### Recorded data
>>>>>

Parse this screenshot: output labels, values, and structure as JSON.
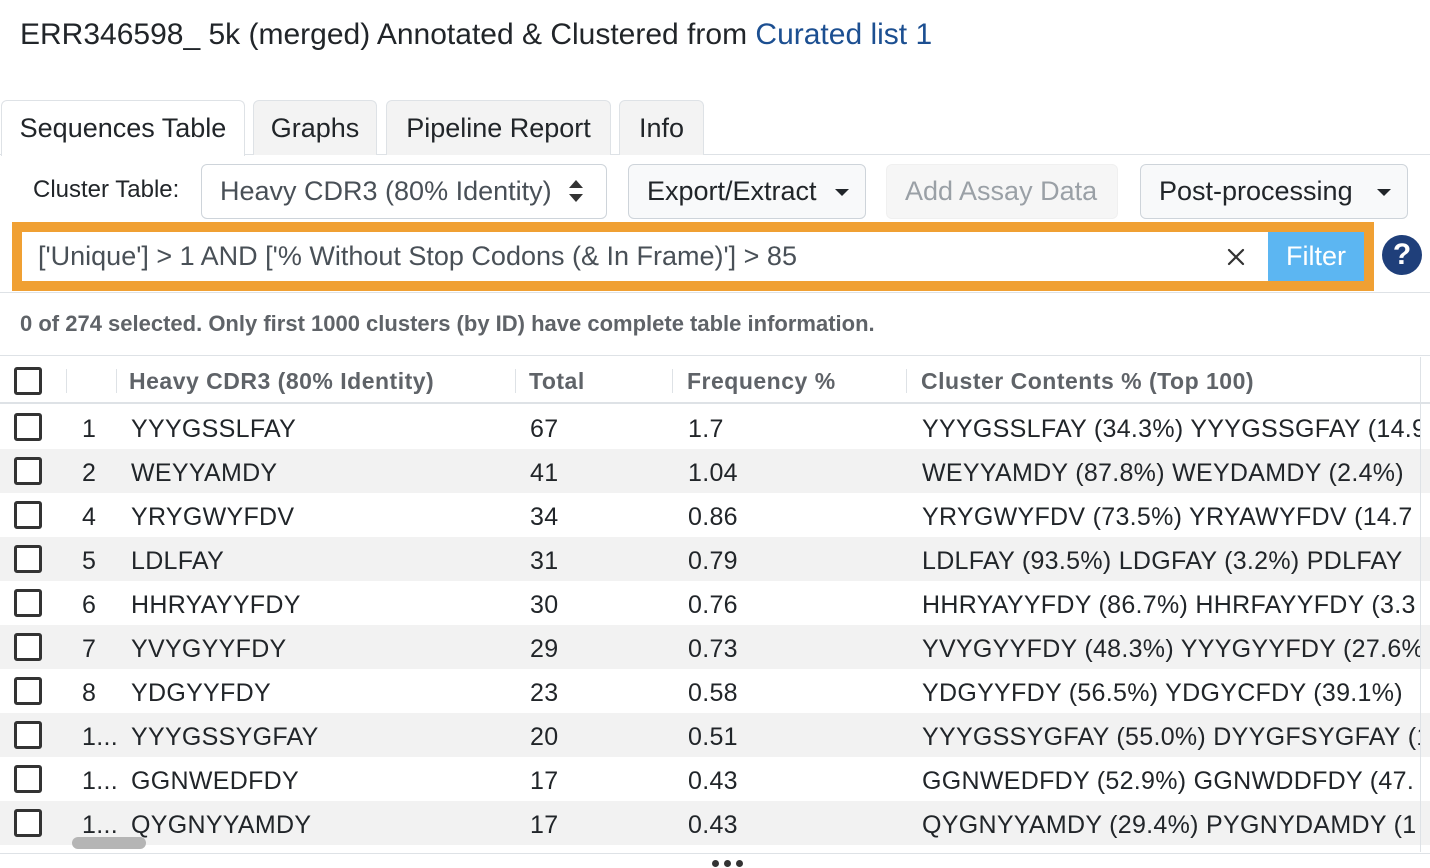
{
  "header": {
    "title_prefix": "ERR346598_ 5k (merged) Annotated & Clustered from",
    "title_link": "Curated list 1"
  },
  "tabs": [
    {
      "label": "Sequences Table",
      "active": true
    },
    {
      "label": "Graphs",
      "active": false
    },
    {
      "label": "Pipeline Report",
      "active": false
    },
    {
      "label": "Info",
      "active": false
    }
  ],
  "toolbar": {
    "cluster_label": "Cluster Table:",
    "cluster_select_value": "Heavy CDR3 (80% Identity)",
    "export_label": "Export/Extract",
    "assay_label": "Add Assay Data",
    "postproc_label": "Post-processing"
  },
  "filter": {
    "query": "['Unique'] > 1 AND ['% Without Stop Codons (& In Frame)'] > 85",
    "button_label": "Filter",
    "help": "?"
  },
  "status": "0 of 274 selected. Only first 1000 clusters (by ID) have complete table information.",
  "table": {
    "columns": [
      "Heavy CDR3 (80% Identity)",
      "Total",
      "Frequency %",
      "Cluster Contents % (Top 100)"
    ],
    "rows": [
      {
        "id": "1",
        "cdr3": "YYYGSSLFAY",
        "total": "67",
        "freq": "1.7",
        "contents": "YYYGSSLFAY (34.3%) YYYGSSGFAY (14.9"
      },
      {
        "id": "2",
        "cdr3": "WEYYAMDY",
        "total": "41",
        "freq": "1.04",
        "contents": "WEYYAMDY (87.8%) WEYDAMDY (2.4%)"
      },
      {
        "id": "4",
        "cdr3": "YRYGWYFDV",
        "total": "34",
        "freq": "0.86",
        "contents": "YRYGWYFDV (73.5%) YRYAWYFDV (14.7"
      },
      {
        "id": "5",
        "cdr3": "LDLFAY",
        "total": "31",
        "freq": "0.79",
        "contents": "LDLFAY (93.5%) LDGFAY (3.2%) PDLFAY"
      },
      {
        "id": "6",
        "cdr3": "HHRYAYYFDY",
        "total": "30",
        "freq": "0.76",
        "contents": "HHRYAYYFDY (86.7%) HHRFAYYFDY (3.3"
      },
      {
        "id": "7",
        "cdr3": "YVYGYYFDY",
        "total": "29",
        "freq": "0.73",
        "contents": "YVYGYYFDY (48.3%) YYYGYYFDY (27.6%"
      },
      {
        "id": "8",
        "cdr3": "YDGYYFDY",
        "total": "23",
        "freq": "0.58",
        "contents": "YDGYYFDY (56.5%) YDGYCFDY (39.1%)"
      },
      {
        "id": "1...",
        "cdr3": "YYYGSSYGFAY",
        "total": "20",
        "freq": "0.51",
        "contents": "YYYGSSYGFAY (55.0%) DYYGFSYGFAY (1"
      },
      {
        "id": "1...",
        "cdr3": "GGNWEDFDY",
        "total": "17",
        "freq": "0.43",
        "contents": "GGNWEDFDY (52.9%) GGNWDDFDY (47."
      },
      {
        "id": "1...",
        "cdr3": "QYGNYYAMDY",
        "total": "17",
        "freq": "0.43",
        "contents": "QYGNYYAMDY (29.4%) PYGNYDAMDY (1"
      }
    ]
  }
}
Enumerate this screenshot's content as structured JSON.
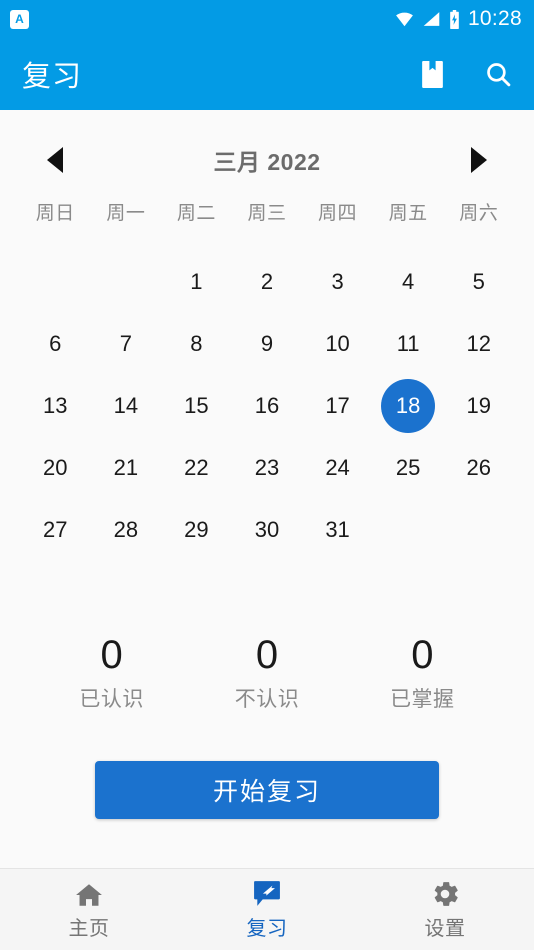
{
  "status_bar": {
    "notification_icon": "app-notification-icon",
    "notification_letter": "A",
    "wifi_icon": "wifi-icon",
    "signal_icon": "signal-icon",
    "battery_icon": "battery-charging-icon",
    "time": "10:28"
  },
  "app_bar": {
    "title": "复习",
    "bookmark_icon": "bookmark-icon",
    "search_icon": "search-icon",
    "background_color": "#039BE5"
  },
  "calendar": {
    "prev_icon": "chevron-left-icon",
    "next_icon": "chevron-right-icon",
    "month_title": "三月 2022",
    "weekdays": [
      "周日",
      "周一",
      "周二",
      "周三",
      "周四",
      "周五",
      "周六"
    ],
    "leading_blanks": 2,
    "days": [
      1,
      2,
      3,
      4,
      5,
      6,
      7,
      8,
      9,
      10,
      11,
      12,
      13,
      14,
      15,
      16,
      17,
      18,
      19,
      20,
      21,
      22,
      23,
      24,
      25,
      26,
      27,
      28,
      29,
      30,
      31
    ],
    "selected_day": 18,
    "selected_color": "#1B72CE"
  },
  "stats": [
    {
      "value": "0",
      "label": "已认识"
    },
    {
      "value": "0",
      "label": "不认识"
    },
    {
      "value": "0",
      "label": "已掌握"
    }
  ],
  "primary_button": {
    "label": "开始复习",
    "color": "#1B72CE"
  },
  "bottom_nav": {
    "active_color": "#1565C0",
    "items": [
      {
        "label": "主页",
        "icon": "home-icon",
        "active": false
      },
      {
        "label": "复习",
        "icon": "review-chat-edit-icon",
        "active": true
      },
      {
        "label": "设置",
        "icon": "gear-icon",
        "active": false
      }
    ]
  }
}
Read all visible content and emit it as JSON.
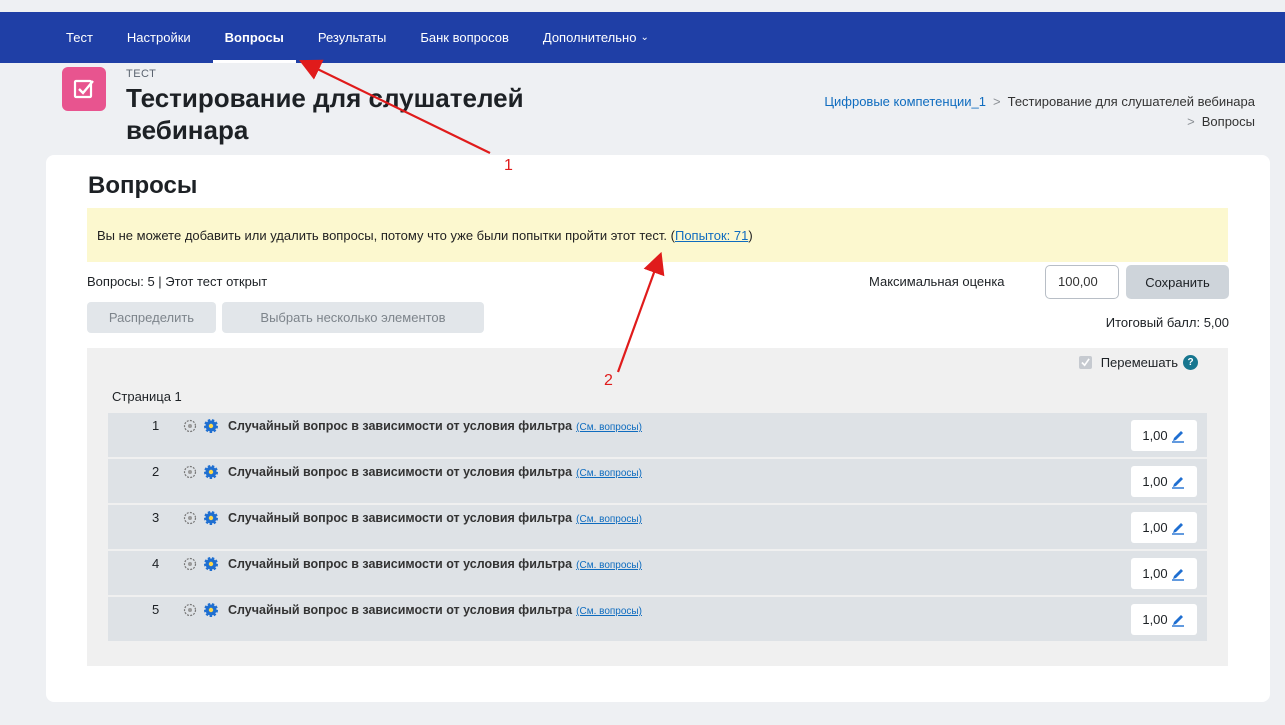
{
  "nav": {
    "tabs": [
      {
        "label": "Тест"
      },
      {
        "label": "Настройки"
      },
      {
        "label": "Вопросы"
      },
      {
        "label": "Результаты"
      },
      {
        "label": "Банк вопросов"
      },
      {
        "label": "Дополнительно"
      }
    ],
    "active": "Вопросы"
  },
  "header": {
    "kicker": "ТЕСТ",
    "title": "Тестирование для слушателей вебинара",
    "breadcrumb": [
      "Цифровые компетенции_1",
      "Тестирование для слушателей вебинара",
      "Вопросы"
    ]
  },
  "main": {
    "section_title": "Вопросы",
    "notice": "Вы не можете добавить или удалить вопросы, потому что уже были попытки пройти этот тест. (",
    "notice_link": "Попыток: 71",
    "notice_end": ")",
    "status": "Вопросы: 5 | Этот тест открыт",
    "max_grade_label": "Максимальная оценка",
    "max_grade_value": "100,00",
    "save_label": "Сохранить",
    "repaginate_label": "Распределить",
    "select_multiple_label": "Выбрать несколько элементов",
    "total_marks": "Итоговый балл: 5,00",
    "shuffle_label": "Перемешать",
    "page_label": "Страница 1",
    "questions": [
      {
        "num": "1",
        "text": "Случайный вопрос в зависимости от условия фильтра",
        "link": "(См. вопросы)",
        "mark": "1,00"
      },
      {
        "num": "2",
        "text": "Случайный вопрос в зависимости от условия фильтра",
        "link": "(См. вопросы)",
        "mark": "1,00"
      },
      {
        "num": "3",
        "text": "Случайный вопрос в зависимости от условия фильтра",
        "link": "(См. вопросы)",
        "mark": "1,00"
      },
      {
        "num": "4",
        "text": "Случайный вопрос в зависимости от условия фильтра",
        "link": "(См. вопросы)",
        "mark": "1,00"
      },
      {
        "num": "5",
        "text": "Случайный вопрос в зависимости от условия фильтра",
        "link": "(См. вопросы)",
        "mark": "1,00"
      }
    ]
  },
  "annotations": {
    "label_1": "1",
    "label_2": "2",
    "color": "#e01b1b"
  },
  "colors": {
    "nav_bg": "#1f3fa6",
    "icon_bg": "#e8548f",
    "link": "#0f6cbf",
    "notice_bg": "#fcf8cf"
  }
}
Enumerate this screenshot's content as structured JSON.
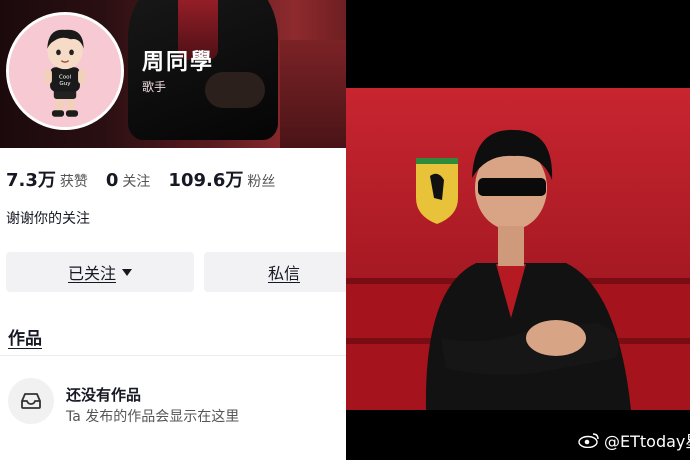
{
  "profile": {
    "name": "周同學",
    "role": "歌手",
    "stats": [
      {
        "value": "7.3万",
        "label": "获赞"
      },
      {
        "value": "0",
        "label": "关注"
      },
      {
        "value": "109.6万",
        "label": "粉丝"
      }
    ],
    "bio": "谢谢你的关注",
    "follow_button": "已关注",
    "message_button": "私信",
    "works_tab": "作品",
    "empty_title": "还没有作品",
    "empty_subtitle": "Ta 发布的作品会显示在这里",
    "avatar_text": "Cool Guy"
  },
  "watermark": {
    "text": "@ETtoday星光雲官方微博"
  },
  "colors": {
    "text_primary": "#161823",
    "button_bg": "#f2f2f4",
    "avatar_bg": "#f6c9d3",
    "photo_red": "#b81b24"
  },
  "icons": [
    "caret-down-icon",
    "inbox-icon",
    "weibo-icon"
  ]
}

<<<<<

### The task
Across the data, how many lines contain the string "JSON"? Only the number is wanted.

### Problem solution
4